== ASSIGNMENT ==
Find the lines below that include the word "label" and state how many there are, adding nothing.
════
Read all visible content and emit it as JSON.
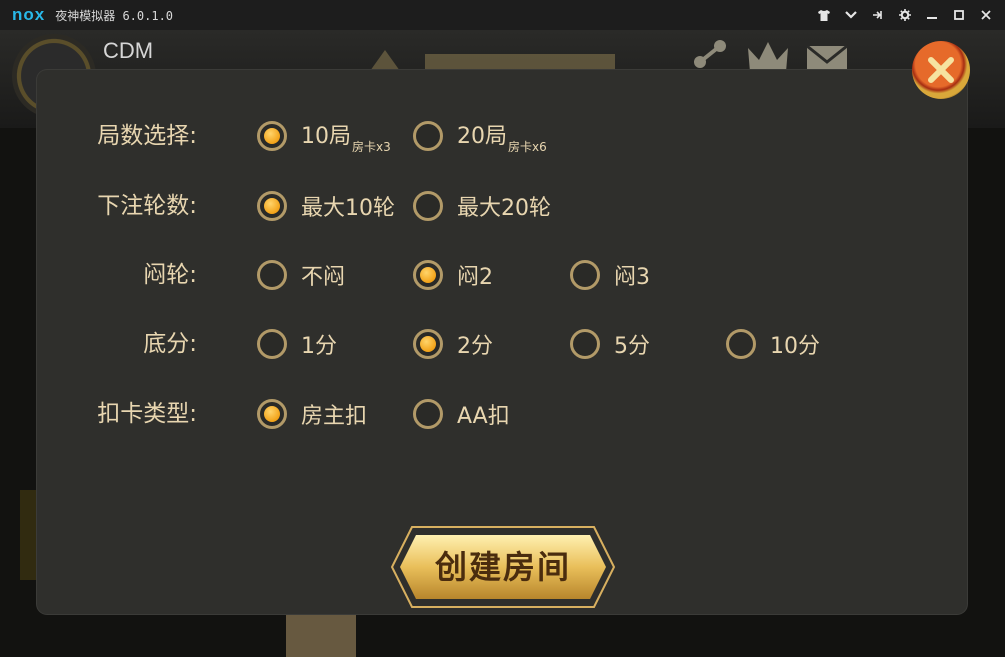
{
  "window": {
    "logo": "nox",
    "title": "夜神模拟器 6.0.1.0",
    "buttons": [
      "shirt-icon",
      "chevron-down-icon",
      "pin-icon",
      "gear-icon",
      "minimize-icon",
      "maximize-icon",
      "close-icon"
    ]
  },
  "game": {
    "username": "CDM"
  },
  "dialog": {
    "rows": [
      {
        "label": "局数选择:",
        "options": [
          {
            "text": "10局",
            "sub": "房卡x3",
            "selected": true
          },
          {
            "text": "20局",
            "sub": "房卡x6",
            "selected": false
          }
        ]
      },
      {
        "label": "下注轮数:",
        "options": [
          {
            "text": "最大10轮",
            "selected": true
          },
          {
            "text": "最大20轮",
            "selected": false
          }
        ]
      },
      {
        "label": "闷轮:",
        "options": [
          {
            "text": "不闷",
            "selected": false
          },
          {
            "text": "闷2",
            "selected": true
          },
          {
            "text": "闷3",
            "selected": false
          }
        ]
      },
      {
        "label": "底分:",
        "options": [
          {
            "text": "1分",
            "selected": false
          },
          {
            "text": "2分",
            "selected": true
          },
          {
            "text": "5分",
            "selected": false
          },
          {
            "text": "10分",
            "selected": false
          }
        ]
      },
      {
        "label": "扣卡类型:",
        "options": [
          {
            "text": "房主扣",
            "selected": true
          },
          {
            "text": "AA扣",
            "selected": false
          }
        ]
      }
    ],
    "create_button": "创建房间"
  },
  "colors": {
    "accent": "#f2a218",
    "label": "#e8d6b0",
    "dialog_bg": "#2f2f2c"
  }
}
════
== TASK RESULT ==
6